DENISE: Absolutely. There’s a lot that can be said for happy, safe employees and happy, safe customers. I can stand in a line six feet away from someone waiting to get in, because I want to go into the store. Do I love it? In the old days, I just walked in, but at the end of the day, I’m six feet away. I’m looking at my phone, I’m keeping myself busy. Then the customer who greets me up front says “thank you, our carts are clean.” They let you walk through. I know they’re doing it for good reasons.
ED: Right. It’s funny, that you and I have had the conversation in the past about how marketing is in some ways one of the most complex things in the world and some ways it’s just the simplest thing. You said not just the what, but the why. I think back to being a parent of a teenager. Well, he’s 21 now. But our son oftentimes would not respond well to the “what” of the request, if we didn’t explain the “why.” And sometimes I’m thinking, “I’m the dad, I don’t have to explain the why.” But the reality is that we’re all kind of like that teenager. If we just explain the “why,” then a lot of times that is one of the touchiest things you can do, in a good way, is show that you care enough about your customers that you’re explaining “why” you’re doing the things you do for them.
DENISE: Absolutely. Whether it’s postings in the store, or it’s online on their site, it says, “These are the steps we’re taking to keep everyone healthy. We want a world that is x, y, and z,”. I do think the why matters. It has always mattered. It probably matters more now than ever, because we’re having to see organizations scale back on some of the things they can do for us as consumers. As consumers, we’ve been spoiled rotten. In terms of having a cart blanche wherever I want to go. Now if organizations can help us understand the why, they’ll keep our business.
ED: Well, that and also from a business owner standpoint, if you do it well, there’s a high probability that in the future you can give greater sales velocity with less product assortment.
DENISE: Absolutely. And doesn’t that make life easier.
ED: That’s profitable!
DENISE: Absolutely! I mean, when you think about waste in terms of write-offs. Now it’s like, “wow, this could be so much more efficient.” So, we’ll see what happens. I liked what you said, we’re sort of in a “new normal” or what was the word you used? I really liked it.

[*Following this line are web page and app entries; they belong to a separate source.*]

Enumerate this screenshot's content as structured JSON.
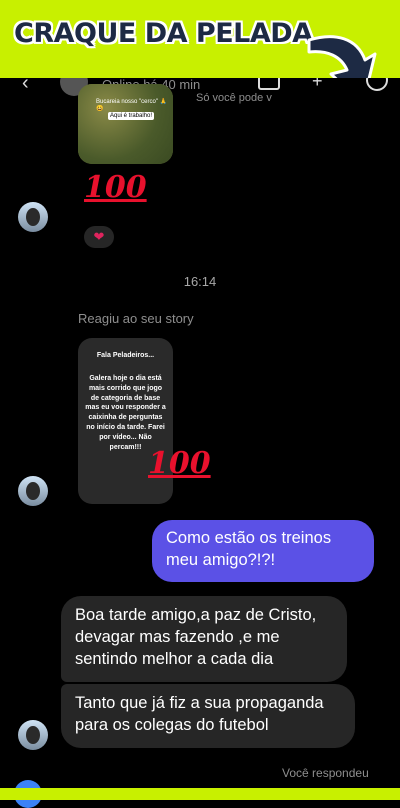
{
  "banner": {
    "title": "CRAQUE DA PELADA"
  },
  "header": {
    "status": "Online há 40 min",
    "story_reply_faded": "Só você pode v"
  },
  "top_story": {
    "line1": "Bucareia nosso \"cerco\" 🙏😀",
    "line2": "Aqui é trabalho!"
  },
  "reactions": {
    "emoji_100": "💯",
    "emoji_100_b": "💯",
    "heart": "❤️"
  },
  "timestamp": "16:14",
  "story_reaction_label": "Reagiu ao seu story",
  "story_card": {
    "title": "Fala Peladeiros...",
    "body": "Galera hoje o dia está mais corrido que jogo de categoria de base mas eu vou responder a caixinha de perguntas no início da tarde. Farei por vídeo... Não percam!!!"
  },
  "messages": [
    {
      "from": "me",
      "text": "Como estão os treinos meu amigo?!?!"
    },
    {
      "from": "them",
      "text": "Boa tarde amigo,a paz de Cristo, devagar mas fazendo ,e me sentindo melhor a cada dia"
    },
    {
      "from": "them",
      "text": "Tanto que já fiz a sua propaganda para os colegas do futebol"
    }
  ],
  "footer": {
    "you_replied": "Você respondeu"
  },
  "colors": {
    "banner": "#c8f000",
    "outgoing": "#5b51e6",
    "incoming": "#262626"
  }
}
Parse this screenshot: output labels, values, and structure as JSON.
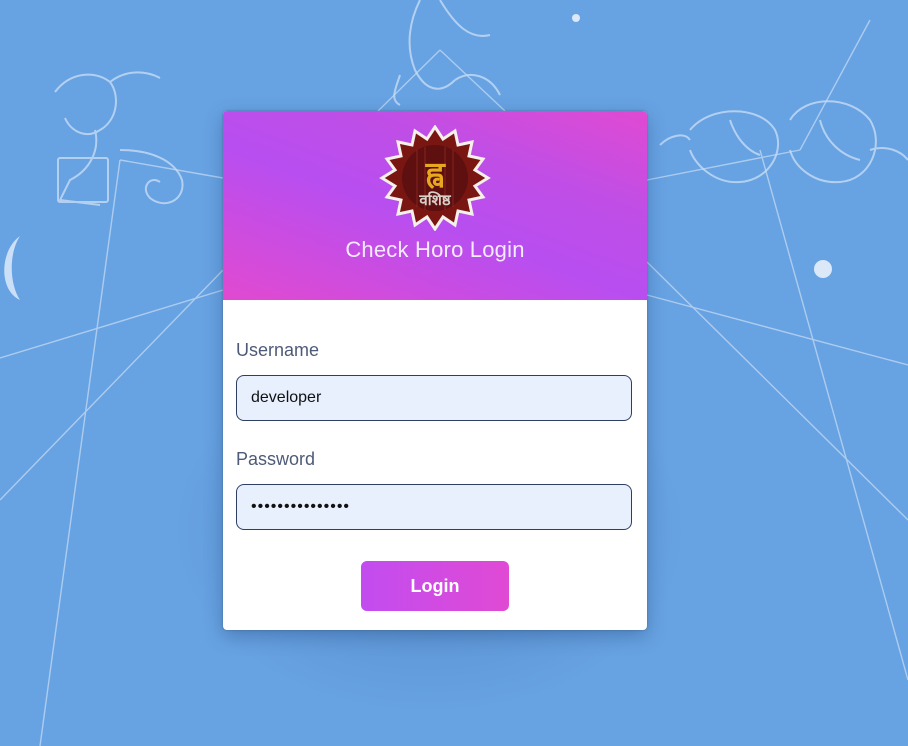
{
  "page": {
    "background_color": "#67a2e2"
  },
  "login_card": {
    "logo": {
      "icon": "zodiac-star-logo-icon",
      "text_top": "ह्व",
      "text_bottom": "वशिष्ठ"
    },
    "title": "Check Horo Login",
    "username": {
      "label": "Username",
      "value": "developer"
    },
    "password": {
      "label": "Password",
      "value": "•••••••••••••••"
    },
    "login_button_label": "Login",
    "colors": {
      "header_gradient_start": "#e14ad0",
      "header_gradient_mid": "#b84ef0",
      "button_gradient_start": "#c24cf0",
      "button_gradient_end": "#e04ad4",
      "input_background": "#e8effd"
    }
  }
}
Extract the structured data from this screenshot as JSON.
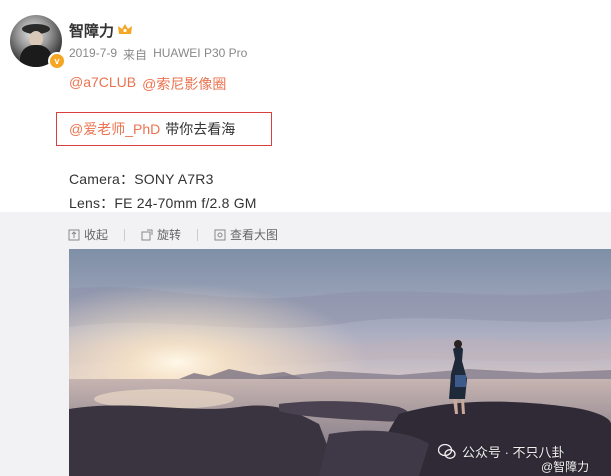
{
  "post": {
    "username": "智障力",
    "date": "2019-7-9",
    "source_prefix": "来自",
    "device": "HUAWEI P30 Pro",
    "mentions": [
      "@a7CLUB",
      "@索尼影像圈"
    ],
    "highlight_mention": "@爱老师_PhD",
    "highlight_text": "带你去看海",
    "camera": "Camera：SONY A7R3",
    "lens": "Lens：FE 24-70mm f/2.8 GM"
  },
  "actions": {
    "collapse": "收起",
    "rotate": "旋转",
    "view_large": "查看大图"
  },
  "watermark": {
    "main": "公众号 · 不只八卦",
    "sub": "@智障力"
  },
  "colors": {
    "link": "#eb7350",
    "highlight_border": "#d8403d",
    "badge": "#f5a623"
  }
}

ED: Present reality.
DENISE: Present reality. Our present reality is such that we have become, more adaptable, more forgiving, but also realizing that this too will change.
ED: It will. But you know, the truth remains. If you’re not listening to your customer, they’re gonna know it.
DENISE: Absolutely. I think and people do. I’ve been very proud to see organizations follow the rules and guidelines. They have a right to protect their employees. Whether a smaller establishment or a larger establishment the goal is to keep people healthy. And that’s, right now in this environment, the number one goal. If I can’t get something, I’m going to be far more forgiving right now then, than I was probably four or five months ago.
ED: And if you take care of me well now, you’re probably gonna have me a lot longer as well.
DENISE: Absolutely. That’s high-touch.
ED: Now that’s high-touch. Thanks, Denise.
DENISE: Thank you, Ed. Take care.